Researchers from the University of Birmingham have been investigating the class of drugs known as GLP-1 receptor agonists. These drugs have become popular type 2 diabetes medications because they reduce blood glucose levels without increasing body weight or causing hypoglycemia to occur.
GLP-1 stands for glucagon-like peptide-1. This is a metabolic hormone which helps to regulate blood glucose levels following meals by increasing insulin production, reducing glucagon release and reducing appetite.
GLP-1 receptor agonists are drugs created to mimic the effect of GLP-1. Currently a number of versions, or analogues, exist. By creating an analogue, pharmaceutical companies can create a new drug that they can patent. Furthermore, each analogue will work in a similar but slightly different way. This means that one analogue may be more effective than another. It also means that one analogue may have more serious side effects than another.
The research being carried out by the University of Birmingham is to find out more about how these drugs really work. The researchers note that the GLP-1 receptor has an allosteric site which works like a back door.
The allosteric site is particularly interesting to understand as it can allow researchers to develop drugs that are superior. However, a lack of understanding of how drugs engage with this site, holds back drug discovery.
The University of Birmingham team, led by Dr Hodson and working alongside Professor Dirk Trauner and Dr Johannes Broichhagen from LMU Munich, have developed a new method to better understand the allosteric site of the GLP-1 receptor. The research team have tested a new drug, PhotoETP, that is activated by blue light and shows that the drug structure needs to be twisted to fit into the allosteric site and extended to stimulate insulin secretion.
By capitalising on this novel technique, researchers could develop and produce more effective drugs than are currently available and possibly with fewer side effects.
The study is published in the Angewandte Chemie journal.

Get our free newsletters

Stay up to date with the latest news, research and breakthroughs.

You May Also Like

Coronavirus: UK instructed to stay at home this weekend

Health Secretary Matt Hancock has said that staying at home this weekend…

Top diabetes professor drafts risk assessment document for frontline COVID-19 staff

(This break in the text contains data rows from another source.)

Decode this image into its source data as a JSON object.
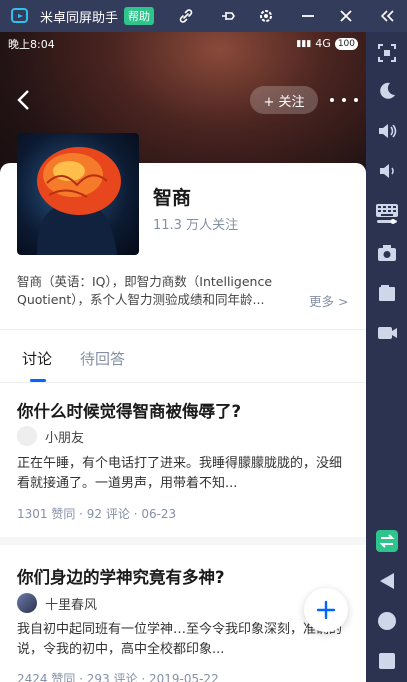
{
  "window": {
    "title": "米卓同屏助手",
    "help_label": "帮助",
    "icons": [
      "link-icon",
      "pin-icon",
      "settings-icon",
      "minimize-icon",
      "close-icon",
      "collapse-icon"
    ]
  },
  "status_bar": {
    "time": "晚上8:04",
    "network": "4G",
    "battery": "100"
  },
  "header": {
    "follow_label": "+ 关注"
  },
  "topic": {
    "title": "智商",
    "followers": "11.3 万人关注",
    "description": "智商（英语：IQ），即智力商数（Intelligence Quotient），系个人智力测验成绩和同年龄...",
    "more_label": "更多 >"
  },
  "tabs": [
    {
      "label": "讨论",
      "active": true
    },
    {
      "label": "待回答",
      "active": false
    }
  ],
  "posts": [
    {
      "question": "你什么时候觉得智商被侮辱了?",
      "author": "小朋友",
      "excerpt": "正在午睡，有个电话打了进来。我睡得朦朦胧胧的，没细看就接通了。一道男声，用带着不知...",
      "meta": "1301 赞同 · 92 评论 · 06-23"
    },
    {
      "question": "你们身边的学神究竟有多神?",
      "author": "十里春风",
      "excerpt": "我自初中起同班有一位学神…至今令我印象深刻，准确的说，令我的初中，高中全校都印象...",
      "meta": "2424 赞同 · 293 评论 · 2019-05-22"
    }
  ],
  "sidebar_icons": [
    "screenshot-icon",
    "night-mode-icon",
    "volume-up-icon",
    "volume-down-icon",
    "keyboard-icon",
    "camera-icon",
    "file-icon",
    "record-icon",
    "app-switch-icon",
    "back-nav-icon",
    "home-nav-icon",
    "recent-nav-icon"
  ],
  "colors": {
    "accent": "#0066ff",
    "help_badge": "#30c48d",
    "toolbar_bg": "#2b3350"
  }
}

The health and wellbeing of frontline NHS staff has been prioritised among…

Conversation about doctors’ appointments occurring virtually rumbles on

More than half of GP appointments are still being delivered remotely in…